Artist Bio

A portrait of Joshua Brockman photographing.

Joshua Brockman is an accomplished writer and multimedia journalist whose stories and photographs have been published by NPR, The New York Times, and Smithsonian, among many other national publications and broadcast outlets.

Brockman always carries his camera on assignments to document the visual story that unfolds as part of his reportage. He has photographed portraits, landscapes, and streetscapes during extended journeys to the Galapagos Islands, Morocco, Alaska, and the Southwest.

Whether photographing Fritz Scholder in his compound and studio, Santa Fe’s Indian Market, or the race for the X Prize, Brockman relies on his camera lens to capture telling details. The images then serve as springboards.

His passion for visual storytelling began at an early age when he enrolled in photography classes, experimented with SLRs, Polaroid cameras, and darkroom techniques, and made documentary films about his family’s history.

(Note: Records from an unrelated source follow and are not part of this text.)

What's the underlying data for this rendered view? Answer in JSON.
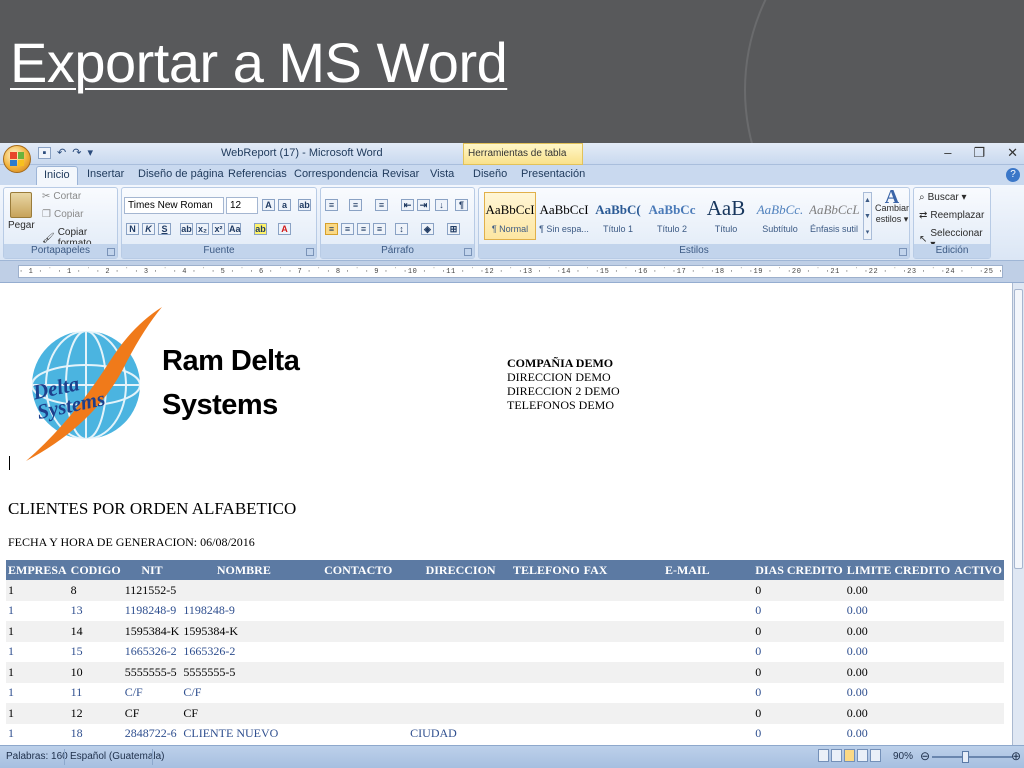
{
  "slide": {
    "title": "Exportar a MS Word"
  },
  "window": {
    "doc_title": "WebReport (17) - Microsoft Word",
    "context_tab": "Herramientas de tabla",
    "minimize": "–",
    "restore": "❐",
    "close": "✕"
  },
  "tabs": [
    "Inicio",
    "Insertar",
    "Diseño de página",
    "Referencias",
    "Correspondencia",
    "Revisar",
    "Vista",
    "Diseño",
    "Presentación"
  ],
  "ribbon": {
    "clipboard": {
      "paste": "Pegar",
      "cut": "Cortar",
      "copy": "Copiar",
      "format_painter": "Copiar formato",
      "label": "Portapapeles"
    },
    "font": {
      "name": "Times New Roman",
      "size": "12",
      "label": "Fuente"
    },
    "paragraph": {
      "label": "Párrafo"
    },
    "styles": {
      "label": "Estilos",
      "items": [
        {
          "sample": "AaBbCcI",
          "name": "¶ Normal"
        },
        {
          "sample": "AaBbCcI",
          "name": "¶ Sin espa..."
        },
        {
          "sample": "AaBbC(",
          "name": "Título 1"
        },
        {
          "sample": "AaBbCc",
          "name": "Título 2"
        },
        {
          "sample": "AaB",
          "name": "Título"
        },
        {
          "sample": "AaBbCc.",
          "name": "Subtítulo"
        },
        {
          "sample": "AaBbCcL",
          "name": "Énfasis sutil"
        }
      ],
      "change": "Cambiar",
      "change2": "estilos ▾"
    },
    "editing": {
      "find": "Buscar ▾",
      "replace": "Reemplazar",
      "select": "Seleccionar ▾",
      "label": "Edición"
    }
  },
  "ruler": "· 1 · ˙ · 1 · ˙ · 2 · ˙ · 3 · ˙ · 4 · ˙ · 5 · ˙ · 6 · ˙ · 7 · ˙ · 8 · ˙ · 9 · ˙ ·10 · ˙ ·11 · ˙ ·12 · ˙ ·13 · ˙ ·14 · ˙ ·15 · ˙ ·16 · ˙ ·17 · ˙ ·18 · ˙ ·19 · ˙ ·20 · ˙ ·21 · ˙ ·22 · ˙ ·23 · ˙ ·24 · ˙ ·25 · ˙ ·26 · ˙ ·27 · ˙ ·28 · ˙ ·29 · ˙ ·30 · ˙ ·31 · ˙ ·32 · ˙ ·33 · ˙ ·34 · ˙ ·35 · ˙ ·36 · ˙ ·37 · ˙ ·38 · ˙ ·39 · ˙",
  "document": {
    "logo_text": "Delta Systems",
    "company_line1": "Ram Delta",
    "company_line2": "Systems",
    "info": [
      "COMPAÑIA DEMO",
      "DIRECCION DEMO",
      "DIRECCION 2 DEMO",
      "TELEFONOS DEMO"
    ],
    "report_title": "CLIENTES POR ORDEN ALFABETICO",
    "report_date": "FECHA Y HORA DE GENERACION: 06/08/2016",
    "columns": [
      "EMPRESA",
      "CODIGO",
      "NIT",
      "NOMBRE",
      "CONTACTO",
      "DIRECCION",
      "TELEFONO",
      "FAX",
      "E-MAIL",
      "DIAS CREDITO",
      "LIMITE CREDITO",
      "ACTIVO"
    ],
    "rows": [
      [
        "1",
        "8",
        "1121552-5",
        "",
        "",
        "",
        "",
        "",
        "",
        "0",
        "0.00",
        ""
      ],
      [
        "1",
        "13",
        "1198248-9",
        "1198248-9",
        "",
        "",
        "",
        "",
        "",
        "0",
        "0.00",
        ""
      ],
      [
        "1",
        "14",
        "1595384-K",
        "1595384-K",
        "",
        "",
        "",
        "",
        "",
        "0",
        "0.00",
        ""
      ],
      [
        "1",
        "15",
        "1665326-2",
        "1665326-2",
        "",
        "",
        "",
        "",
        "",
        "0",
        "0.00",
        ""
      ],
      [
        "1",
        "10",
        "5555555-5",
        "5555555-5",
        "",
        "",
        "",
        "",
        "",
        "0",
        "0.00",
        ""
      ],
      [
        "1",
        "11",
        "C/F",
        "C/F",
        "",
        "",
        "",
        "",
        "",
        "0",
        "0.00",
        ""
      ],
      [
        "1",
        "12",
        "CF",
        "CF",
        "",
        "",
        "",
        "",
        "",
        "0",
        "0.00",
        ""
      ],
      [
        "1",
        "18",
        "2848722-6",
        "CLIENTE NUEVO",
        "",
        "CIUDAD",
        "",
        "",
        "",
        "0",
        "0.00",
        ""
      ]
    ]
  },
  "status": {
    "words": "Palabras: 160",
    "language": "Español (Guatemala)",
    "zoom": "90%"
  }
}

From 2008 to 2011, he covered consumer business, technology, and the arts for NPR as a reporter and producer—writing stories for—and as a frequent contributor to Morning Edition and All Things Considered. During his tenure, Brockman conversed with Stevie Wonder about accessible technology, went shopping at a gun show in Virginia, and rode shotgun in the car that won the X Prize. He won accolades from colleagues and listeners nationwide for the humor and creative storytelling in his reports.

Brockman has also covered breaking news and feature stories on business, technology, and the arts for The New York Times since 2000.

Over the past two decades, he’s covered stories all across the U.S., from Alaska—where he explored Misty Fiords by sea kayak, reporting on the Forest Service’s efforts to help preserve cultural sites belonging to the Tlingit, Haida, and Tongass peoples—to New York City, where he worked as a field producer for ABC News and on Saturday Night Live’s short-film unit.

Brockman is a graduate of Amherst College, where he majored in 20th-Century U.S. History, and the Columbia University Graduate School of Journalism.